-A Review of 40 Years of Default Probability Data
-Key Drivers of Corporate Default in the United States
-A Brief Review of Structural and Reduced Form Credit Model Approaches
-Reduced Form Models: Theoretical Background
-Empirical vs. Risk Neutral Default Probabilities: How Do They Differ?
-Results of Fitting Models to 40 Years of U.S. Data
-Does Accounting Data Improve Equity Based Default Probability Estimation?
-Accuracy Ratios for Major Model Classes
-Valuation, Hedging and Pricing Using Reduced Form and Structural Credit Models:
-Basket Credit Insurance
-A Summary of the Implications for Basel II
and Director of Research of the Kamakura Corporation in February 1995. He is Ronald and Susan Lynch Professor of Investment Management at Cornell University's S.C. Johnson Graduate School of Management where he has been a professor since 1979.
The International Association of Financial Engineers (IAFE) named Professor Jarrow Financial Engineer of the Year in 1997. Dr. Jarrow is a senior fellow of the IAFE and serves on the board of directors of the American Finance Association.

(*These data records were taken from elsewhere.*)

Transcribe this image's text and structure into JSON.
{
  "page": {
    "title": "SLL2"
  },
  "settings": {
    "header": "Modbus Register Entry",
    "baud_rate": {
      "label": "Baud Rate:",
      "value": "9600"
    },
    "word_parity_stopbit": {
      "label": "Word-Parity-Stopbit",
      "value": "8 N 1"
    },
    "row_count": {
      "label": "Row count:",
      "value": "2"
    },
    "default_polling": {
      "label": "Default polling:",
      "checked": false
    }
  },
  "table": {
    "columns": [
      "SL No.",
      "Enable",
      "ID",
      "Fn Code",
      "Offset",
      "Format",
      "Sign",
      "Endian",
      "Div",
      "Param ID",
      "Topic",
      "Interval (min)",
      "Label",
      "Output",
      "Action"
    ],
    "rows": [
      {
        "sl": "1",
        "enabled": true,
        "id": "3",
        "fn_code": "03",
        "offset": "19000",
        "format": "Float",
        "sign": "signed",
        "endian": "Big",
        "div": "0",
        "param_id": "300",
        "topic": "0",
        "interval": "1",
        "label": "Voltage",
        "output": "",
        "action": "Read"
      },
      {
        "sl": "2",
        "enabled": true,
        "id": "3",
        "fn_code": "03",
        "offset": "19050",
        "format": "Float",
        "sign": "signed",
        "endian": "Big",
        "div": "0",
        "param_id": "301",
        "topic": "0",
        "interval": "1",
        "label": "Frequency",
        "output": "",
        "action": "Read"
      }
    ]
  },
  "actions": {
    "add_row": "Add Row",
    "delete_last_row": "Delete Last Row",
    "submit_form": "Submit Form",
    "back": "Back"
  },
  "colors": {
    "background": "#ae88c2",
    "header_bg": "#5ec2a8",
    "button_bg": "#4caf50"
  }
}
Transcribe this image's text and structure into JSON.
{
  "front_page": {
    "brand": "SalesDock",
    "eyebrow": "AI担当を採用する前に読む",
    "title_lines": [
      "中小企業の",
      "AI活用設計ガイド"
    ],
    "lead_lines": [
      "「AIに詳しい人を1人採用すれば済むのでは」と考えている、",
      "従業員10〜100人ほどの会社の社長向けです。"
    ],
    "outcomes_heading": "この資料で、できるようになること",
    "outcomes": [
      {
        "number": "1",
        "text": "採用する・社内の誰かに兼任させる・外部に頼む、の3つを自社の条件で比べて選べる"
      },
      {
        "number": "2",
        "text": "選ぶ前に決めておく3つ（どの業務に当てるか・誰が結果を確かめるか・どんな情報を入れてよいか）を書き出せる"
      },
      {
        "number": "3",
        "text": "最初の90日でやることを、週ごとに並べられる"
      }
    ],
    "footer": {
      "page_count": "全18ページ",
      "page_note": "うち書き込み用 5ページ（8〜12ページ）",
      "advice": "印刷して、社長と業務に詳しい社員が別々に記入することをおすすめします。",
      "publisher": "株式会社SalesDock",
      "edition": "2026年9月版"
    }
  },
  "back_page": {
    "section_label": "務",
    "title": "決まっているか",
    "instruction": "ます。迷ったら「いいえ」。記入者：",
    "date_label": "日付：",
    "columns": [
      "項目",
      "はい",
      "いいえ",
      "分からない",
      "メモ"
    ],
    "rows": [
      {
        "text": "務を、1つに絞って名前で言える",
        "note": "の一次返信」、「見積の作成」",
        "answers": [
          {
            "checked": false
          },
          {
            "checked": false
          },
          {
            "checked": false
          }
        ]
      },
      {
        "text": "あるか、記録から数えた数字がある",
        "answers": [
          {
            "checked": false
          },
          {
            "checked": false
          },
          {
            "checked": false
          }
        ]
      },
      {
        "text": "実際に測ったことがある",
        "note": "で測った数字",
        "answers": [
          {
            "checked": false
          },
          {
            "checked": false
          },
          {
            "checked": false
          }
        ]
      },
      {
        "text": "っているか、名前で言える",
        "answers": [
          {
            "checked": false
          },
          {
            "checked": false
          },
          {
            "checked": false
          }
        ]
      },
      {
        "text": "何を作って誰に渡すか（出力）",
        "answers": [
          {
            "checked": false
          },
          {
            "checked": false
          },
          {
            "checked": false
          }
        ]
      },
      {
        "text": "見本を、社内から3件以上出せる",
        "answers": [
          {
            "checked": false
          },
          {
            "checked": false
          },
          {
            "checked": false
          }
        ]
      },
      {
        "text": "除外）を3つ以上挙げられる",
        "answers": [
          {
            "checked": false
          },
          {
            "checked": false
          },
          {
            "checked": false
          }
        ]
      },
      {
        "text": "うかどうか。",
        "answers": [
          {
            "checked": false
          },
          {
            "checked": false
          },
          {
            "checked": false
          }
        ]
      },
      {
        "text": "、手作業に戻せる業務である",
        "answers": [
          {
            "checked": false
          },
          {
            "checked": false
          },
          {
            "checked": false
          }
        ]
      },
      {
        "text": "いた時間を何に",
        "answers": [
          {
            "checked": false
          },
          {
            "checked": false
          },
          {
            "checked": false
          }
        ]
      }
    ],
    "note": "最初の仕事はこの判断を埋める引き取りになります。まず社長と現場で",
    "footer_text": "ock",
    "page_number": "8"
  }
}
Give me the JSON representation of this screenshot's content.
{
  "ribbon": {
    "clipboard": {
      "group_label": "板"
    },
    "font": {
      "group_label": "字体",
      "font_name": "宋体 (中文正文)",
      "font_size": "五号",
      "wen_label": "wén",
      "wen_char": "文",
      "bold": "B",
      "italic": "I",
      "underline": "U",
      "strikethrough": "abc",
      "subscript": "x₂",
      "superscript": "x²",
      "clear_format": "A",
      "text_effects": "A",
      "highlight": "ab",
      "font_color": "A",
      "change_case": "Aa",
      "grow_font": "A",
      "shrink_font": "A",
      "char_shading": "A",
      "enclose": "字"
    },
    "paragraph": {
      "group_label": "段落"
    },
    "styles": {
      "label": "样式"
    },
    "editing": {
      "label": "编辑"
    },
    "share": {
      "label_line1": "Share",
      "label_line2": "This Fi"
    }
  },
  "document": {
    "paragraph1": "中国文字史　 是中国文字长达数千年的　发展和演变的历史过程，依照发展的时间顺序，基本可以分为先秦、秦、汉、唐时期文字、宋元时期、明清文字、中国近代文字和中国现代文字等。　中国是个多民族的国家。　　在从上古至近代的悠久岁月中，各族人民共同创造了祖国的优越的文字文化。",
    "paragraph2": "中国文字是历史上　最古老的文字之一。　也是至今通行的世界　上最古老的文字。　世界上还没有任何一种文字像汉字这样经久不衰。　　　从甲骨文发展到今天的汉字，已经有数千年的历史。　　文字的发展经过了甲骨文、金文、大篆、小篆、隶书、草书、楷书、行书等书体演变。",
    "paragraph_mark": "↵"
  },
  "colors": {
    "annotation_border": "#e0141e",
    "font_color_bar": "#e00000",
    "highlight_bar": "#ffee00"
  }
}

Professor Jarrow was an interim director of the Global Association of Risk Professionals in 2002. As one of the world's foremost authorities on credit risk, bond market dynamics and foreign exchange, Dr. Jarrow is an originator of the Heath-Jarrow-Morton multi-factor term structure model, and the author of four books and more than eighty research articles on financial theory and investment management. His book, Modeling Fixed Income Securities and Interest Rate Options, was published in 1997. Professor Jarrow's text with Stuart Turnbull Derivative Securities was published in 1997. Both books are in their second editions.
Dr. Jarrow received an A.B. in Mathematics and Management Science from Duke University, his M. B. A. in Finance from the Amos Tuck School of Business at Dartmouth College, and his Ph. D. in Finance with a minor in Economics from Massachusetts Institute of Technology.